Provided material.
>>>

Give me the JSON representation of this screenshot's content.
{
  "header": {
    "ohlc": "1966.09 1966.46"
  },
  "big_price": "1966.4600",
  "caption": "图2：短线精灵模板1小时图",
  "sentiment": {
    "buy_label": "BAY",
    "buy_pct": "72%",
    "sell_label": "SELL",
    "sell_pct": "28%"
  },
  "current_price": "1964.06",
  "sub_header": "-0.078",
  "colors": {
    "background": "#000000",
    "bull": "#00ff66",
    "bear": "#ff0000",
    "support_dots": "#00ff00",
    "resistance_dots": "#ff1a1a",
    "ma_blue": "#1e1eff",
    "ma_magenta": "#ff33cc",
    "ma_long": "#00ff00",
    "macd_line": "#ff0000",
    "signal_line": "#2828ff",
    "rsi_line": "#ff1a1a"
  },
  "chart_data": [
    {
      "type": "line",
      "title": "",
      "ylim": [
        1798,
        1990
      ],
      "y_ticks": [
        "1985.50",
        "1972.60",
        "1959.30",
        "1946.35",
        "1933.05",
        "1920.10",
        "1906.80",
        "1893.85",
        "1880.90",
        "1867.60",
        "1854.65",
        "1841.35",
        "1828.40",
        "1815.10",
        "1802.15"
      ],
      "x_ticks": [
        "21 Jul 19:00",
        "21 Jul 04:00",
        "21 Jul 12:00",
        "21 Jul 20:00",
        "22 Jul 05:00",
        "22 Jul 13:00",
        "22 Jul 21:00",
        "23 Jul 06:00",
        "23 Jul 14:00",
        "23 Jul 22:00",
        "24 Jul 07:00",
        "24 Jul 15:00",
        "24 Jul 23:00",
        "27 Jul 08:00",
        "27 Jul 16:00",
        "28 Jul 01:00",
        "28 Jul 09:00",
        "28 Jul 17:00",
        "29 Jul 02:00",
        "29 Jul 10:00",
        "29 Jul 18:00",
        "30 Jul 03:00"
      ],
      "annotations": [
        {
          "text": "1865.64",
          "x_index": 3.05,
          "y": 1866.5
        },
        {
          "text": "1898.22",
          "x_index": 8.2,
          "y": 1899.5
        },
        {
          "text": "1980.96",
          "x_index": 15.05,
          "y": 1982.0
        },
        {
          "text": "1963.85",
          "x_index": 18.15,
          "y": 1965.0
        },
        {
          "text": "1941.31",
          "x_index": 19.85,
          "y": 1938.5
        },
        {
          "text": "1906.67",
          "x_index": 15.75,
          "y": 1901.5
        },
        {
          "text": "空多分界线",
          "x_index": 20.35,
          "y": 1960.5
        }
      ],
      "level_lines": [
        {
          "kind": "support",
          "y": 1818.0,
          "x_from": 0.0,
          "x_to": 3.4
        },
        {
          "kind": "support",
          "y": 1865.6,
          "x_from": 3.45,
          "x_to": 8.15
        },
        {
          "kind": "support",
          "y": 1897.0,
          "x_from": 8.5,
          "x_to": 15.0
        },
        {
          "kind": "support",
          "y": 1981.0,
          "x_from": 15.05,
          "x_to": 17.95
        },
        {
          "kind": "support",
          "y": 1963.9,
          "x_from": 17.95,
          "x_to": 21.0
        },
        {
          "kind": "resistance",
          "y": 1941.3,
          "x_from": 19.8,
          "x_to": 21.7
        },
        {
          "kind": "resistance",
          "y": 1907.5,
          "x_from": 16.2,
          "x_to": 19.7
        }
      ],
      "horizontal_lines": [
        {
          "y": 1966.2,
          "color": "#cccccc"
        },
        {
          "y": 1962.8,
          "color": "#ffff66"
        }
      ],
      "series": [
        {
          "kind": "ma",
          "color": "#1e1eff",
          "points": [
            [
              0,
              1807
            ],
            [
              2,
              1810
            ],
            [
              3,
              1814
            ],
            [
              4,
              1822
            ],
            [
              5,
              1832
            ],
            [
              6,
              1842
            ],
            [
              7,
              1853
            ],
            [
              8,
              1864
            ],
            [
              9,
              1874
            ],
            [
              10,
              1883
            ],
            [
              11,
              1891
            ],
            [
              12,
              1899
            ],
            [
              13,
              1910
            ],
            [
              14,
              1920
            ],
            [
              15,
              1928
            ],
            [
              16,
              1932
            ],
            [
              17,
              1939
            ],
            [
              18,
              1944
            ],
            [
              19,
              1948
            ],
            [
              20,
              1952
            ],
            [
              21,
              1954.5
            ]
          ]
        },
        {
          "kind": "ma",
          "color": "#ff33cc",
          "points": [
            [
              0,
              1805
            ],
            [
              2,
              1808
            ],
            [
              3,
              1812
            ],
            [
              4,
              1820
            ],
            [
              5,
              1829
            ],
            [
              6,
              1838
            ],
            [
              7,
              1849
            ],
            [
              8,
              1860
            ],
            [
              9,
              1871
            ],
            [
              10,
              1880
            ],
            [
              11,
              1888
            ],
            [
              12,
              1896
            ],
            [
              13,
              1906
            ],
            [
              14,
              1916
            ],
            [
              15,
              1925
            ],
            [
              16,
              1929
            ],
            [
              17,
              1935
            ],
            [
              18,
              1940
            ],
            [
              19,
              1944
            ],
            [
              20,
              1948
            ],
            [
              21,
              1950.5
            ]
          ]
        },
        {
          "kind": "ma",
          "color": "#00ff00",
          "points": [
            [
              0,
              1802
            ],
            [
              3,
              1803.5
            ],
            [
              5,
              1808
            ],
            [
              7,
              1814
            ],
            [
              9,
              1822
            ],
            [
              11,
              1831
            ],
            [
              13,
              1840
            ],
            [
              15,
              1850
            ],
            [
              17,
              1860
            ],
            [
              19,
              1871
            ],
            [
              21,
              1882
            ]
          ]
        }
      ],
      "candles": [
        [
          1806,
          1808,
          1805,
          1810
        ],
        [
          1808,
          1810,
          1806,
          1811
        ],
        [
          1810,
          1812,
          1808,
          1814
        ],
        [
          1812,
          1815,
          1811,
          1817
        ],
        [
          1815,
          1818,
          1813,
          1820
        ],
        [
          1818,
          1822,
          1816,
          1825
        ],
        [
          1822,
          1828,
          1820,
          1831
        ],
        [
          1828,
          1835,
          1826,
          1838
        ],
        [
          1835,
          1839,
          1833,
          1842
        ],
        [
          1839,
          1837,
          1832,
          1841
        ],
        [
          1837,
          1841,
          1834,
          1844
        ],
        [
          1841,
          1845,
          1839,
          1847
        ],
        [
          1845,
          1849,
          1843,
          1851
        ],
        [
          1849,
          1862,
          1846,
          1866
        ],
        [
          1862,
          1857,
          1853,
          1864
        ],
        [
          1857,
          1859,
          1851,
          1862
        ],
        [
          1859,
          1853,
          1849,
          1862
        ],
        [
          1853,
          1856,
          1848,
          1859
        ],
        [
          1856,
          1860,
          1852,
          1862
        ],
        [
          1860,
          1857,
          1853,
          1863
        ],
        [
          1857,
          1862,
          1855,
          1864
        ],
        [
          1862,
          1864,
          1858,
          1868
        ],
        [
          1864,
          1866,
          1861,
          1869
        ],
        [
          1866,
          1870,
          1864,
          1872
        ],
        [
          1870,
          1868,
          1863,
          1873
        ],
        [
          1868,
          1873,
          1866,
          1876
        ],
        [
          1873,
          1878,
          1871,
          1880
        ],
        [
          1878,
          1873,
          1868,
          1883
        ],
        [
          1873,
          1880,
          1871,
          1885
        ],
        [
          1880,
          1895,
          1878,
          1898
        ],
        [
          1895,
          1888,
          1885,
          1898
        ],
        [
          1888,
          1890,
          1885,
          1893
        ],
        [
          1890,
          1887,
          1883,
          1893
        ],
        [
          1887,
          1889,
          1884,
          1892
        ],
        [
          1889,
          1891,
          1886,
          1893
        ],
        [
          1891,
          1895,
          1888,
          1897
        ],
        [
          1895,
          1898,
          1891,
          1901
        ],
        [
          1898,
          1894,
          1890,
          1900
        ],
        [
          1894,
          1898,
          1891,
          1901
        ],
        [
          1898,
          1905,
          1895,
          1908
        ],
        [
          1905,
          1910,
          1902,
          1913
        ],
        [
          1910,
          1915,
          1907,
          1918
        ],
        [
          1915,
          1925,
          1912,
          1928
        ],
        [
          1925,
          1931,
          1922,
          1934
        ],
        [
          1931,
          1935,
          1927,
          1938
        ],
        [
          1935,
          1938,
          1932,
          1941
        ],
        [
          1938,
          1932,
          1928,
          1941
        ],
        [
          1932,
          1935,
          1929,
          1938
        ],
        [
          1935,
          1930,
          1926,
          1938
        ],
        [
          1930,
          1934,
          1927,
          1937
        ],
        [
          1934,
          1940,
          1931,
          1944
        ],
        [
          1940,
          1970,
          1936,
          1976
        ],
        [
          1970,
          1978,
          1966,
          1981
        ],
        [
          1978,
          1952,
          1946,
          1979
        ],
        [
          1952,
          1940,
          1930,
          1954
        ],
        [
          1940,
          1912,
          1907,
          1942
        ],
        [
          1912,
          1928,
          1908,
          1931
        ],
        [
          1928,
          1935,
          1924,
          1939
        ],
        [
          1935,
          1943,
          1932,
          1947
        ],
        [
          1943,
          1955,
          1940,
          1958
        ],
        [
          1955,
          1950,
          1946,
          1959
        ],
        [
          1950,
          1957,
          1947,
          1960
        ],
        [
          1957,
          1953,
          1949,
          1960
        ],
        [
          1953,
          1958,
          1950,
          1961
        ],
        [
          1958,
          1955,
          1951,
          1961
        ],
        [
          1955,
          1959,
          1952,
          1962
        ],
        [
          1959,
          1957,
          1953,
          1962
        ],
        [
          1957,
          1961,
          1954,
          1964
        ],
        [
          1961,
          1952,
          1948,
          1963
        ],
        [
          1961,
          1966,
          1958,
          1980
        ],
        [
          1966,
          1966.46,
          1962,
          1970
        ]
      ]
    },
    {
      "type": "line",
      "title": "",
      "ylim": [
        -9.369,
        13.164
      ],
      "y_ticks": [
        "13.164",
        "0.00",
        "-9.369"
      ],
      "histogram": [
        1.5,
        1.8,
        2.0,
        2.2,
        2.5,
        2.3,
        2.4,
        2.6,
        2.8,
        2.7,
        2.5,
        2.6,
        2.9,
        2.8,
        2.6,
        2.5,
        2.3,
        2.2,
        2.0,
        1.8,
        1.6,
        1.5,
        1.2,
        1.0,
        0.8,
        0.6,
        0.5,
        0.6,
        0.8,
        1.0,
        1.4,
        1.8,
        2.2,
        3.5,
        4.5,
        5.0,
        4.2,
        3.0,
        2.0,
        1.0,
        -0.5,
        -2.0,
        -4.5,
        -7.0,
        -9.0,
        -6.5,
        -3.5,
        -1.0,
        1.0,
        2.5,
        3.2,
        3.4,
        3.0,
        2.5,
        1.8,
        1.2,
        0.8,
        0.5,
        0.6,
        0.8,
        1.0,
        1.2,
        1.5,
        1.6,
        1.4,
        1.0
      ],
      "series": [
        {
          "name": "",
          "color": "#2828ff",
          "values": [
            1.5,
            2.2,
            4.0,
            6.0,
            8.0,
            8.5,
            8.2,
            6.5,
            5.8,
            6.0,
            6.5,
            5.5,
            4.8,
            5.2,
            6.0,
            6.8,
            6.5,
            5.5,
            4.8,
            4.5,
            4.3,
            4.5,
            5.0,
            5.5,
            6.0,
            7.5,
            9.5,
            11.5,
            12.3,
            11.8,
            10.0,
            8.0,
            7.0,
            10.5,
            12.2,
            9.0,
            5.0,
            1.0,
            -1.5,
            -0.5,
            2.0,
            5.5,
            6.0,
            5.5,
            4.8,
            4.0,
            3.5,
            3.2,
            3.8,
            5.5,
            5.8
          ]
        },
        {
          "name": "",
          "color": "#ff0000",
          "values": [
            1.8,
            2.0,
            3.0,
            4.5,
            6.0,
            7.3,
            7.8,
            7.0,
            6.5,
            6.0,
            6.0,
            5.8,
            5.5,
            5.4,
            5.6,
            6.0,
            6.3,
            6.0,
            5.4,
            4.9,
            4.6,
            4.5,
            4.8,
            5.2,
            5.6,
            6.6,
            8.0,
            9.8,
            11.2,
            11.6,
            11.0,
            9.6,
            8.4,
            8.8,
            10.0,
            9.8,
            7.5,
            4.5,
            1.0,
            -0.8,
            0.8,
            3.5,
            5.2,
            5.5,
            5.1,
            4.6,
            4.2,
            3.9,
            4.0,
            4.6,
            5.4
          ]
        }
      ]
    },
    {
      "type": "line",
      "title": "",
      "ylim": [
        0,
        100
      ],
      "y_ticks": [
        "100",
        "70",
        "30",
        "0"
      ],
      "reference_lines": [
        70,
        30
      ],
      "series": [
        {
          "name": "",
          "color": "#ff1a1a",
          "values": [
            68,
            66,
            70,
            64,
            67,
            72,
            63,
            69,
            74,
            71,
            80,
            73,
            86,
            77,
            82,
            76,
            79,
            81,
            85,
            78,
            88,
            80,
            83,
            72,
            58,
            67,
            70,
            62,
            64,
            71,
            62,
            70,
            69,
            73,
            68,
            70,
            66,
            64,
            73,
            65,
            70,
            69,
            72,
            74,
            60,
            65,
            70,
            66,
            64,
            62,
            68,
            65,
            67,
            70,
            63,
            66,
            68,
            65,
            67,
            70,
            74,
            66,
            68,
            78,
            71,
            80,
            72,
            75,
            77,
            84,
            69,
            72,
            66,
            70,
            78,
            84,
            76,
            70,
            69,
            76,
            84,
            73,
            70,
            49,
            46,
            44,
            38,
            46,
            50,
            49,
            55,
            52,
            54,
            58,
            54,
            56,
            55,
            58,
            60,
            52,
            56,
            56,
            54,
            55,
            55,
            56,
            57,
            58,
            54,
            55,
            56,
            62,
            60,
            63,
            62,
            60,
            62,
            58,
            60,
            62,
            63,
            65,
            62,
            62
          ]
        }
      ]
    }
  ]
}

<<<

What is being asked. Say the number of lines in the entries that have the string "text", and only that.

Expected answer. 7